For the arty among you, you may well associate screen printing with the iconic work of pop artists like Andy Warhol and Roy Lichteinstien who used the technique to revolutionise the art world in the 1960s.
Warhol’s huge repeating portraits of Marilyin Monroe and striking renditions of Campbell soup cans still cause wonder today with their boldness and simplicity.
But screen printing has been around for centuries. And, despite traditionally being the domain of artisans and DIY craftspeople for T-shirts, posters and album covers, commercial screen printing is highly effective technique which is used globally in order to apply branding and other important information to products and packaging.
So how does it compare to other forms of printing, like pad printing? What are its stand-out benefits? And which of your print jobs would benefit most from being screen printed?
Screen printing is a traditional printing method in which a blade or squeegee is pulled across a stenciled woven mesh (screen), to press ink onto an underlying material or product (substrate). Different ink colours are applied one at a time using a different screen, which allows for subtle and complex layering in the finished print.
Screen printing is a highly versatile printing method, allowing you to print onto a wide range of materials, including paper, fabric, wood, glass, metal and plastic.
While its roots may lie in hand-made art, screen printing has been brought bang up-to-date with a range of hi-tech, large capacity machinery. These can perform long print runs onto both flat and curved surfaces – which makes screen printing an interesting print option for a variety of products.
But the principles and process followed by even the most sophisticated modern equipment remain true to their traditional origins:
Screen printing is a print process that has been industrialised and automated over the years, but which still embodies the key elements that make it the unique and popular industrial print solution it is today.
So why would you choose screen printing over pad printing or other printing methods like digital printing?
Screen printing allows you to apply thick coatings of ink – which tends to give you a higher quality finish than other methods. The colours are rich and saturated and have good light resistance, so will stand the test of time.
Whereas pad printing is limited to smaller objects, the sky’s pretty much the limit with screen printing.

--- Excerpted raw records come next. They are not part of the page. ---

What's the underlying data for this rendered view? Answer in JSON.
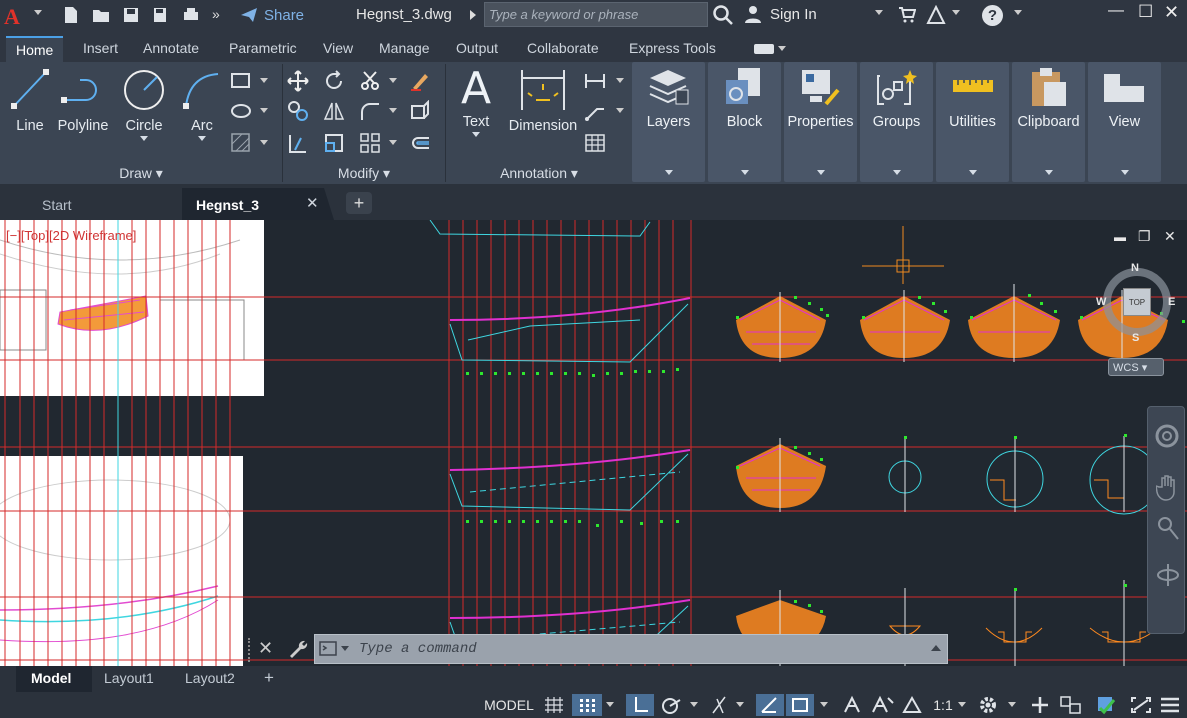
{
  "titlebar": {
    "app_logo": "A",
    "share_label": "Share",
    "document_title": "Hegnst_3.dwg",
    "search_placeholder": "Type a keyword or phrase",
    "signin_label": "Sign In",
    "help_label": "?"
  },
  "ribbon_tabs": [
    {
      "label": "Home",
      "active": true
    },
    {
      "label": "Insert"
    },
    {
      "label": "Annotate"
    },
    {
      "label": "Parametric"
    },
    {
      "label": "View"
    },
    {
      "label": "Manage"
    },
    {
      "label": "Output"
    },
    {
      "label": "Collaborate"
    },
    {
      "label": "Express Tools"
    }
  ],
  "draw_panel": {
    "title": "Draw",
    "line": "Line",
    "polyline": "Polyline",
    "circle": "Circle",
    "arc": "Arc"
  },
  "modify_panel": {
    "title": "Modify"
  },
  "annotation_panel": {
    "title": "Annotation",
    "text": "Text",
    "dimension": "Dimension"
  },
  "tool_panels": [
    "Layers",
    "Block",
    "Properties",
    "Groups",
    "Utilities",
    "Clipboard",
    "View"
  ],
  "file_tabs": {
    "start": "Start",
    "active": "Hegnst_3",
    "close": "✕",
    "add": "+"
  },
  "viewport": {
    "label": "[−][Top][2D Wireframe]",
    "min": "▬",
    "restore": "❐",
    "close": "✕",
    "viewcube": {
      "n": "N",
      "s": "S",
      "e": "E",
      "w": "W",
      "top": "TOP",
      "wcs": "WCS"
    }
  },
  "command": {
    "placeholder": "Type a command"
  },
  "layout_tabs": [
    {
      "label": "Model",
      "active": true
    },
    {
      "label": "Layout1"
    },
    {
      "label": "Layout2"
    }
  ],
  "layout_add": "+",
  "status": {
    "model": "MODEL",
    "scale": "1:1"
  },
  "colors": {
    "accent": "#4ba0e6",
    "grid_red": "#d42a2a",
    "hull_orange": "#ff8a1f",
    "hull_magenta": "#e030d0",
    "cyan": "#3fd6e0",
    "green_point": "#2ee82e"
  }
}
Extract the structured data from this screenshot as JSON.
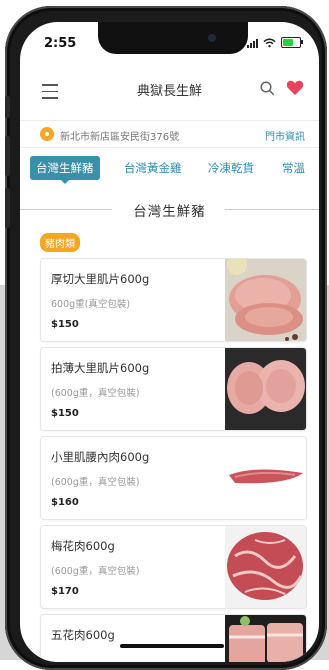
{
  "status": {
    "time": "2:55"
  },
  "header": {
    "title": "典獄長生鮮"
  },
  "location": {
    "address": "新北市新店區安民街376號",
    "store_info_label": "門市資訊"
  },
  "tabs": [
    {
      "label": "台灣生鮮豬",
      "active": true
    },
    {
      "label": "台灣黃金雞",
      "active": false
    },
    {
      "label": "冷凍乾貨",
      "active": false
    },
    {
      "label": "常溫",
      "active": false
    }
  ],
  "section": {
    "title": "台灣生鮮豬",
    "category_badge": "豬肉類"
  },
  "products": [
    {
      "name": "厚切大里肌片600g",
      "desc": "600g重(真空包裝)",
      "price": "$150",
      "image": "pork-loin-slices-photo"
    },
    {
      "name": "拍薄大里肌片600g",
      "desc": "(600g重，真空包裝)",
      "price": "$150",
      "image": "thin-pork-cutlet-photo"
    },
    {
      "name": "小里肌腰內肉600g",
      "desc": "(600g重，真空包裝)",
      "price": "$160",
      "image": "pork-tenderloin-photo"
    },
    {
      "name": "梅花肉600g",
      "desc": "(600g重，真空包裝)",
      "price": "$170",
      "image": "pork-shoulder-photo"
    },
    {
      "name": "五花肉600g",
      "desc": "",
      "price": "",
      "image": "pork-belly-photo"
    }
  ],
  "colors": {
    "accent": "#3a8faa",
    "badge": "#f5a623",
    "heart": "#e8435a",
    "link": "#2a8bb0"
  }
}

The materials – frame, screen stencil, ink – are simple and cheap to get hold/produce. So screen printing can be a cheaper alternative to other forms, especially for small print runs.
Thanks to the relative thickness of ink application, the end product is durable and long-lasting.
Screen printing is a fantastic solution for large designs and big spaces, but it has its limitations.
With the evolution of new technology, the days of screen printing being limited to flat surfaces are behind us. Modern automatic and semi-automatic screen printing machines are capable of printing onto a range of flat and round objects.
Here are just some products we’ve printed onto:
Pad Printing, which uses a flexible silicone pad to transfer ink from an etched base plate onto the product, is a perfect way to transfer a 2D image onto a 3D object. And it’s a particularly effective method for printing onto irregular, tiny objects like keyrings and jewelry where screen printing may struggle.
But setting up and executing a pad printing job can be slower and more involved that screen printing, and pad printing is limited in its printing area: you can’t really use it to print over a large area, which is where screen printing comes into its own.
So, it’s really horses for courses: it’s about choosing the printing method that suits your particular requirements.
We’ll be more than happy to help you choose the right service for the perfect print job.